It seems that the business of the Czeck companies in Russia and India is at least not worse than with the new NATO partners. Unfriendly take over of the Czech AERO Vodohody by Boeing is a vivid example how the national industries in Eastern Europe were sacrificed to the membership in NATO. Vodohody used to supply training jets to the Warsaw Treaty nations in hundreds. This market is unreservedly lost. It is highly likely that Vodohody will be able to sell their new 159 series jets in more or less significant numbers even in the third countries. This market will be dominated by the Italian, British and Russian trainers. According to the source of PravdaRu today Vodohody is making spares for Sikorsky.
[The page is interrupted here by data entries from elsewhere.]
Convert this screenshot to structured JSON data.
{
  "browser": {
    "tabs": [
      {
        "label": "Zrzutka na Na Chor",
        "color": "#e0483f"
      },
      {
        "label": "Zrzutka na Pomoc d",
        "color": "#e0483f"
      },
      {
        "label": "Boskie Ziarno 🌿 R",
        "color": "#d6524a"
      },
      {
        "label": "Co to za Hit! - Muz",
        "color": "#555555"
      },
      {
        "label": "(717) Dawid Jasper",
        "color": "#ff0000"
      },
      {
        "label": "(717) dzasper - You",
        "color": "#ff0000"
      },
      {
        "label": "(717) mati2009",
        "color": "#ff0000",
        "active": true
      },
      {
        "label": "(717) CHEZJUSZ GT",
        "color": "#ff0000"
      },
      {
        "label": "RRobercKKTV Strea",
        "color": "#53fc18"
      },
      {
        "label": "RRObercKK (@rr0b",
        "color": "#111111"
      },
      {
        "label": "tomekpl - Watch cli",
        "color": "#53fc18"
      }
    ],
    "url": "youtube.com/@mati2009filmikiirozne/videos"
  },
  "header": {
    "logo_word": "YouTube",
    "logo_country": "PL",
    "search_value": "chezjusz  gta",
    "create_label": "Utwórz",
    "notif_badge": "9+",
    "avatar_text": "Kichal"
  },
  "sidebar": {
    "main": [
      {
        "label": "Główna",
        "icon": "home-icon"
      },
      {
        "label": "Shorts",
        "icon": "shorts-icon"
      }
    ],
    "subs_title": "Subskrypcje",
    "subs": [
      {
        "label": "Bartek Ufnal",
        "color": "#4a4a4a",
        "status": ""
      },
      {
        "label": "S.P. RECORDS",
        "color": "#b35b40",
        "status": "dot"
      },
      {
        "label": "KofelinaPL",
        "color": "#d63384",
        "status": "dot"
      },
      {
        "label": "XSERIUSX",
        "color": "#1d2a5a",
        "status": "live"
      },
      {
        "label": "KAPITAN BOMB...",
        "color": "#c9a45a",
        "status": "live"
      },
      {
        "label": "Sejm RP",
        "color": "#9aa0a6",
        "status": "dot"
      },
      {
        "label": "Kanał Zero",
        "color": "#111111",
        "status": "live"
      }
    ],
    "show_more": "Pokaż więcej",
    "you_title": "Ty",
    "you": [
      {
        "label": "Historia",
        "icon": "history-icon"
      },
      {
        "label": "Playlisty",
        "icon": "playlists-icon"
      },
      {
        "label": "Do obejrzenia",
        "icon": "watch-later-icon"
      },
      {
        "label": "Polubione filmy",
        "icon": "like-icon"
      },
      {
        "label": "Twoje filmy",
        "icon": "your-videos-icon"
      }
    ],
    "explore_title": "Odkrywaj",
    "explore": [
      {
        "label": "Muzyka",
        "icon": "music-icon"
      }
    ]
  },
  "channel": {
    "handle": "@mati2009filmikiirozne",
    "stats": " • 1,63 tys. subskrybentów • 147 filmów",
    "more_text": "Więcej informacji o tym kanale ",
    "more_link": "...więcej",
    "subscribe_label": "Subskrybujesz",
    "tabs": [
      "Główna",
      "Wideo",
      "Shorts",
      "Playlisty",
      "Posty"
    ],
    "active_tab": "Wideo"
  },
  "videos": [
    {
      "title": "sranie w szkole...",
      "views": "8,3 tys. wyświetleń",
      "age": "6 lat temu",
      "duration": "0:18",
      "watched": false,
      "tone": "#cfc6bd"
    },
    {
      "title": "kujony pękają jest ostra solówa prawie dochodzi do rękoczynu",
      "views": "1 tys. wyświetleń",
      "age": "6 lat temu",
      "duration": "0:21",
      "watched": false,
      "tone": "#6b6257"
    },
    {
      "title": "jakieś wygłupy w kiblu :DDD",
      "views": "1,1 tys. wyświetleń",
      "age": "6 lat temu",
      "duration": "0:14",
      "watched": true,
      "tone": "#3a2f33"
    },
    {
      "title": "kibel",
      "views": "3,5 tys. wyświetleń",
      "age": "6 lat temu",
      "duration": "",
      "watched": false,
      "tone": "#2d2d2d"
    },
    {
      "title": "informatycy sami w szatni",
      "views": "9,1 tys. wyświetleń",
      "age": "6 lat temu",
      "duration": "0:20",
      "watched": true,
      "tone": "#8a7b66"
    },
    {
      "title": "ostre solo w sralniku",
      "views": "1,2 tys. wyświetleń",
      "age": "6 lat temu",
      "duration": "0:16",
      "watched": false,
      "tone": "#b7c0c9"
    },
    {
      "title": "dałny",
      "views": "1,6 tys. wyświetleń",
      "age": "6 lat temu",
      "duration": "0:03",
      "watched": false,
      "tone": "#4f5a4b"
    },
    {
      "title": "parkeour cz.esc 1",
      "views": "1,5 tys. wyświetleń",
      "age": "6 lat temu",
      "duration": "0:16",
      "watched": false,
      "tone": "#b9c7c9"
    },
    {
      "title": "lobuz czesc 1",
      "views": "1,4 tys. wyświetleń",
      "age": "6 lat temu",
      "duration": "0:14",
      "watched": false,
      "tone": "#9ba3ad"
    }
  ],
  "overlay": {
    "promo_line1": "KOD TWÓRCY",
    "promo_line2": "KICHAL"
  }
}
Probably there will be enough orders from the US just to keep the company alive, but it is tempting to bet that we won’t hear AERO Vodohody among the aircraft-building leaders.
Another Czech manufacturing giant TATRA proves that the deals in the East are much more advantageous than with the new Western partners. The representative of TATRA J. Richter told the correspondent of PravdaRu that as of today TATRA is the most popular foreign truck in India. TATRA already delivered several hundreds vehicles ready or for assembly. In the West, on the contrary, there has been no information about any reasonable big contracts for TATRA from NATO customers. It is tempting to bet there will be nothing ahead too. No wonder, this is a realm of German, French, Swedish and other “own” manufacturers. According to Mr. Richter TATRA has stable relations with both Russian and Indian partners.
Czechs send their vehicles to Russia to prepare for the installation of the Russian Smerch missiles delivered to India. Noteworthy, this successful cooperation takes place in the conditions when another Russian truck manufacturer KAMAZ is establishing a joint venture in India. Mr. Richter refused to say what could be the next customer for the link Russian missile – Czech chassis, but it seems to last in India. According to the well-informed contact of PravdaRu one of the fundamental reasons for that is that Indian business owns a considerable share in TATRA. This is a far more substantial argument than the publicly claimed technical superiority of the Czech made independent suspensions over their Russian matches.
The show program of IDET this year was merely nothing. Even the tiny outdoor area with practically no infrastructure could have hosted far more interesting demonstrations than actually took place. IDET seems to become too specialized and too regional. Maybe this is why this year neither Rosoboronexport nor any individual Russian arms maker appeared in Brno. Another possible reason is that ROE plans participation in another East European military exhibition MILEX, to be held on May, 22-25 in Minsk (Belarus) and “own” VTTV in the Siberian city of Omsk on June, 5-9. See our reports from MILEX and VTTV shortly.